Archive for December, 2013

This is one of two posts about a work in progress. See related posts here and here.


What my writer friend should have known about me, but didn’t, was that I own a book in whose index the phrase “Art for Art’s Sake” appears.

Art for Art’s sake is the academic way of saying we produce art (music, writing, film, paintings, sculpture) because we are moved to do so by emotions and intellect which cannot find outlet in any other pursuit.

Academics defend this behavior because many of the productions of these efforts have been exquisite.

Art for mass consumption is often referred to as middle-brow art and is usually sufficiently entertaining , as to garner attention, and sufficiently intelligent so as to not feel like a total waste of time. Some producers of middle-brow art might be Maroon 5, Khaled Hosseini, or Francis Ford Coppola. These artists have commercial success and there is some intrinsic value in their production and their craft.

Middle brow is not always high craft, it usually leans more toward the sellable than the refined. But it’s popular for a reason: it’s easily digestible and of high enough quality that it feels like authentic art. It makes us work a little bit to understand the deeper more complex human conditions it describes. But we don’t have to work too hard.

I have been saying I wanted to produce a book-clubbable book. I want to write something that’s good enough to discuss but it doesn’t have to be high art. High art is that which is produced primarily for its craft.



This is one of two posts about a work in progress. See related posts here and here.


So much of what is written these days is simply production. I am particularly annoyed by SEO and the idea of diluting language to the 100 most commonly used search terms to improve the likelihood of discovery. As if discovery in and of itself has value and the message is secondary.

Say what you need to say.

If what is being written is production then what is being consumed is also production and this is a downward spiral into the degradation not only of language but also of the most important reason for language: to communicate the human experience.

Empathy is being so much aware of someone else’s experience that one understands both the feelings and actions of that other person. It is sharing the human experience with other humans and connecting with them through that sharing.

Empathy is a connection. But, really, connections are made all the time.

With so much exposure to the experiences of others, are we not hyper-empathetic? You can almost hear the music, the language, the expressions mapped together in order to elicit empathy. Empathy keeps us tuned in. Just ask all those reality-TV producers that urge us to care about total strangers.

So should high art rely upon empathy to engage people?

Readers of high art should be invited to an unusual experience: a collective narrator like the neighborhood boys observing The Virgin Suicides or the multiple-narrator, multiple-era, multiple-style conglomeration of Cloud Atlas.

Readers should be expected to empathize with people not like them and by doing so be opened, honestly, to the vulnerability of their own constructs. They should think: one bad decision, one series of unfortunate events and I could be other. Less fortunate. Less.

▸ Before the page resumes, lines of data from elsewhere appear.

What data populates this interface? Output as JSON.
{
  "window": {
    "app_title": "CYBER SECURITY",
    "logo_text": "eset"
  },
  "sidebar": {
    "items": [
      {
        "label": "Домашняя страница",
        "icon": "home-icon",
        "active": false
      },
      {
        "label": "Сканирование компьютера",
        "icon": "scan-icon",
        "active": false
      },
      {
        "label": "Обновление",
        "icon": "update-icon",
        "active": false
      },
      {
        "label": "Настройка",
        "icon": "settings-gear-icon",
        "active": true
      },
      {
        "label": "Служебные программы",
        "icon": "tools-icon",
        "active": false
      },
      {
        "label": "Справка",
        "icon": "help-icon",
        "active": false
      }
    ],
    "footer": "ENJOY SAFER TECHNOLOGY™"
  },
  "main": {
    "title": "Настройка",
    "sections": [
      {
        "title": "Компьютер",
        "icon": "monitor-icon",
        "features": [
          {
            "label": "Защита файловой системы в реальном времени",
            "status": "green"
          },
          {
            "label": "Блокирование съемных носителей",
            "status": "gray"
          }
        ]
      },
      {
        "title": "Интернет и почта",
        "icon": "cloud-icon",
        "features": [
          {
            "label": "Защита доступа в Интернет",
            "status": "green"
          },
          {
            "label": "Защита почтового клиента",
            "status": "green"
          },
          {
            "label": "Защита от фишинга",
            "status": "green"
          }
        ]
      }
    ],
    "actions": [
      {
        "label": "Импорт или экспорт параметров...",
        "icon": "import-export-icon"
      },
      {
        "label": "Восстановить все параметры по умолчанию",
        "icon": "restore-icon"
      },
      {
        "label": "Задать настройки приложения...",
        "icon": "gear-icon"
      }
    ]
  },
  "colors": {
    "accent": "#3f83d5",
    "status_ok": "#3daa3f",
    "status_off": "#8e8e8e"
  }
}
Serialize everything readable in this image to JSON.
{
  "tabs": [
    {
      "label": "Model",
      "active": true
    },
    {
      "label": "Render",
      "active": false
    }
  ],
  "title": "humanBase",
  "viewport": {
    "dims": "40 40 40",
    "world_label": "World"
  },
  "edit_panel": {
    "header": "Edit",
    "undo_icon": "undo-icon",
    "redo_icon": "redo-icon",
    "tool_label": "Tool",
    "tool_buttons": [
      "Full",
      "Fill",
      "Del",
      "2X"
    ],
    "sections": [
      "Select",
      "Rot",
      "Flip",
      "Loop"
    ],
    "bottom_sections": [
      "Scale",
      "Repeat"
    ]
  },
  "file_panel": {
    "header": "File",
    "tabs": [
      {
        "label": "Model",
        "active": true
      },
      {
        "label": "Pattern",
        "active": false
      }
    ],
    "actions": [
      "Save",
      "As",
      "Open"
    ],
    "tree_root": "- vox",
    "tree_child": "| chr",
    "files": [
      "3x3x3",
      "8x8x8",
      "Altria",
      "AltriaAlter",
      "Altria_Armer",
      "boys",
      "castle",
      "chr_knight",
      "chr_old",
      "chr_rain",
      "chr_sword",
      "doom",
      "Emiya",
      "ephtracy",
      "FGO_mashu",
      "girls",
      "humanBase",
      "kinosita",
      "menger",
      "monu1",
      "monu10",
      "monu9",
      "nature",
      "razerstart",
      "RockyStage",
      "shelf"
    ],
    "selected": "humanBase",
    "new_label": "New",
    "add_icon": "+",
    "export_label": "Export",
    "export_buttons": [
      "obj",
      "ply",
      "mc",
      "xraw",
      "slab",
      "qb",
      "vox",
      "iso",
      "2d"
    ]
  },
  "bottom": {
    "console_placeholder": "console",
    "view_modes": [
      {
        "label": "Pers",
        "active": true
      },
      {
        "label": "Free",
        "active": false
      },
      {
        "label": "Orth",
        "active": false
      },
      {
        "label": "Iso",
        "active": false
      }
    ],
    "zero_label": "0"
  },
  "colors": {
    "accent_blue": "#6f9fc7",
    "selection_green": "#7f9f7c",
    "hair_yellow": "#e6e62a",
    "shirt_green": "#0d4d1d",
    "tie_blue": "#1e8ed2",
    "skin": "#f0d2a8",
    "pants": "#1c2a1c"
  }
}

Last year I was five months in to the writing life I had always wanted. It started in April 2012 when I went to the Clemson Literary Festival and came home and wrote my first short story in 15 years.

By October I had a few drafts of disparate stories and a finished novel whose first ten pages had won an internet popularity contest.

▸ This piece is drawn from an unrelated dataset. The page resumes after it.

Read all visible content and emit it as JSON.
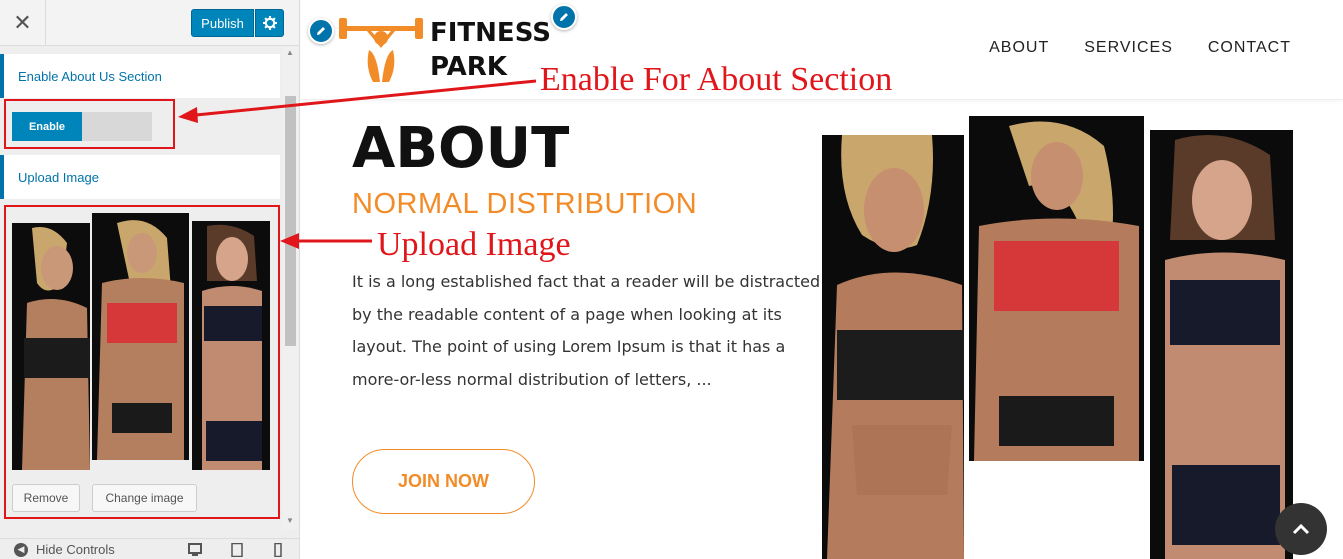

But when Khara House suggested we submit as many as three pieces a week, 26 pieces to 26 different literary magazines, or at least four pieces over the course of October 2012, I was sorely underprepared.

That year I submitted one story – to The Baltimore Sun who never bothered to even decline the thing. They just ignored me as the literary universe has done my whole life.

I queried three agents with my first 10 pages, two of whom said, “thanks but no thanks,” very kindly, I might add, and the third took The Baltimore Sun approach.

What I learned in October 2012 was that I needed a body of work. I needed enough fiction that I could legitimately contend in the literary universe, or at least enough to draw response of some kind.

So I created the 2013 Short Story Challenge. I have one loyal participant besides me. Thanks, Melanie!

The goal was to have 13 polished stories by October so that I could complete Khara’s Submit-O-Rama challenge. I did it. It’s over. Now here’s what I learned: